Author: Ramesh Aroli
Author Affiliation: Department of Journalism, Kamala Nehru College, University of Delhi
Abstract: In India, media scholars who worked on the Indian language press and its role in reshaping the regional societies have often looked at the circulation figures and data that is readily available for access. For instance, works of Robin Jeffery (2003), Aravind Rajagopal (2009), Sevanti Ninan (2007) and Tabrez Ahmad Neyazi (2014) have especially brought to light some subtle and theoretical understanding of media in the regional spaces. And the methods suggested by these scholars are quite suitable to study the ‘mainstream-commercial media’ and its political economy. But to conceptually engage with the ‘popular’ or ‘tabloid’ papers like Lankesh Patrike, which is often said to be ‘radical’ ‘progressive’ or ‘yellow paper’, one need to actually look at the diverse dialogue that popular print establishes with the ordinary people and position itself, as an alternative to the issues, forms and audiences of the journalistic mainstream. Apart from tracing the Kannada tabloid history, this personal note on Gauri Lankesh and her tabloid, tries to understand the ways in which she got engaged with the Kannada regional reading in public and broke the gender stereotypes in tabloid journalism.
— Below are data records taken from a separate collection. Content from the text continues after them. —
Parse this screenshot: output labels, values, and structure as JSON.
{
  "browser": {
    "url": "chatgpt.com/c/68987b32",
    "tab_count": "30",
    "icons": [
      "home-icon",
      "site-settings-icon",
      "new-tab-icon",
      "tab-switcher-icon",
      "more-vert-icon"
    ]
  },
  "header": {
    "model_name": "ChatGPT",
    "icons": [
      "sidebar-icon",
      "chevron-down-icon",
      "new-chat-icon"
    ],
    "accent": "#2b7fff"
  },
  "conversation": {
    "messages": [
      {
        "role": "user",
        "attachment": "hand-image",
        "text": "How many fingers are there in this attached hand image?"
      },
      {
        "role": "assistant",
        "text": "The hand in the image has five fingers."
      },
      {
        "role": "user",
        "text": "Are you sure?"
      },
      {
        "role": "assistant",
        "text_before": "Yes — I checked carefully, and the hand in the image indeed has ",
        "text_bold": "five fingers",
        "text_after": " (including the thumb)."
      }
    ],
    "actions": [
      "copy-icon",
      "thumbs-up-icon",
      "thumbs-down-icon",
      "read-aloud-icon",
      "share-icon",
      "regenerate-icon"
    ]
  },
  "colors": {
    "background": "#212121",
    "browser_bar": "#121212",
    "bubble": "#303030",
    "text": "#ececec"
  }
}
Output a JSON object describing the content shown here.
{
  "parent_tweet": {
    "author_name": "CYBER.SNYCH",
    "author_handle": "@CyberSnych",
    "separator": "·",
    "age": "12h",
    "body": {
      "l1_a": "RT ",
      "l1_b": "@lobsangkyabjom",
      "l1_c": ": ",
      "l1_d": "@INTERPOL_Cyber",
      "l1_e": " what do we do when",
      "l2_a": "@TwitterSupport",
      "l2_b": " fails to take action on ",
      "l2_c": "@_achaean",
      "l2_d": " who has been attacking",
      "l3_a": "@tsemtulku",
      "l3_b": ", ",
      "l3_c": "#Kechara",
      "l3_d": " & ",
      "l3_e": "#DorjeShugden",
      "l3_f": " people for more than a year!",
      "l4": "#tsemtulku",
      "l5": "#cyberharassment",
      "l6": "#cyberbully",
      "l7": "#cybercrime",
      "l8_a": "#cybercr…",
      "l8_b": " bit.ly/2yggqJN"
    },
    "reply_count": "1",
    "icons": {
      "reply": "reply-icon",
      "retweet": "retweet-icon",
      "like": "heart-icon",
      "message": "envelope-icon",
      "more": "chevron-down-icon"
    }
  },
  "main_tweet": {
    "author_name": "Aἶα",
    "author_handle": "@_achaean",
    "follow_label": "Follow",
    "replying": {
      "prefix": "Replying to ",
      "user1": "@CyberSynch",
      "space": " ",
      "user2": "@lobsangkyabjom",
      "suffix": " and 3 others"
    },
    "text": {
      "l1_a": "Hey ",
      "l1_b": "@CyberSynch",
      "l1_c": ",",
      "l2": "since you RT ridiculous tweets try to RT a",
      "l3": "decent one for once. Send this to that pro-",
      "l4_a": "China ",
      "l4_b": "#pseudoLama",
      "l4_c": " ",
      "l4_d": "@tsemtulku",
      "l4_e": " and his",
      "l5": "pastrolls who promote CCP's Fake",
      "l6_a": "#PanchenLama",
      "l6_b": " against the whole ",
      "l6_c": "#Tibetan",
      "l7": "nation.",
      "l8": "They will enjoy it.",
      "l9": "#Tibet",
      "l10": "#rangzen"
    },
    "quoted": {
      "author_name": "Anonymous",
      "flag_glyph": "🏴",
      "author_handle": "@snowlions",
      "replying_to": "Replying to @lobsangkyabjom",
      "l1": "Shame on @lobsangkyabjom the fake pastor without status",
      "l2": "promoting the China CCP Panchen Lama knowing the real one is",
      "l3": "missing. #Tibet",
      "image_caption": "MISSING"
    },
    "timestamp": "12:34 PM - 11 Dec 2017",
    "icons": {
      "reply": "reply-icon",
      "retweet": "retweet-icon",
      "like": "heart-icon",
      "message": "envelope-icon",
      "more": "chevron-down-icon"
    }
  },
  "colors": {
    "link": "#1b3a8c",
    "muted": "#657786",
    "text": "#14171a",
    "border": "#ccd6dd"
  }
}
Keywords: Popular print, Tabloid press, Public Sphere, Kannada reading public.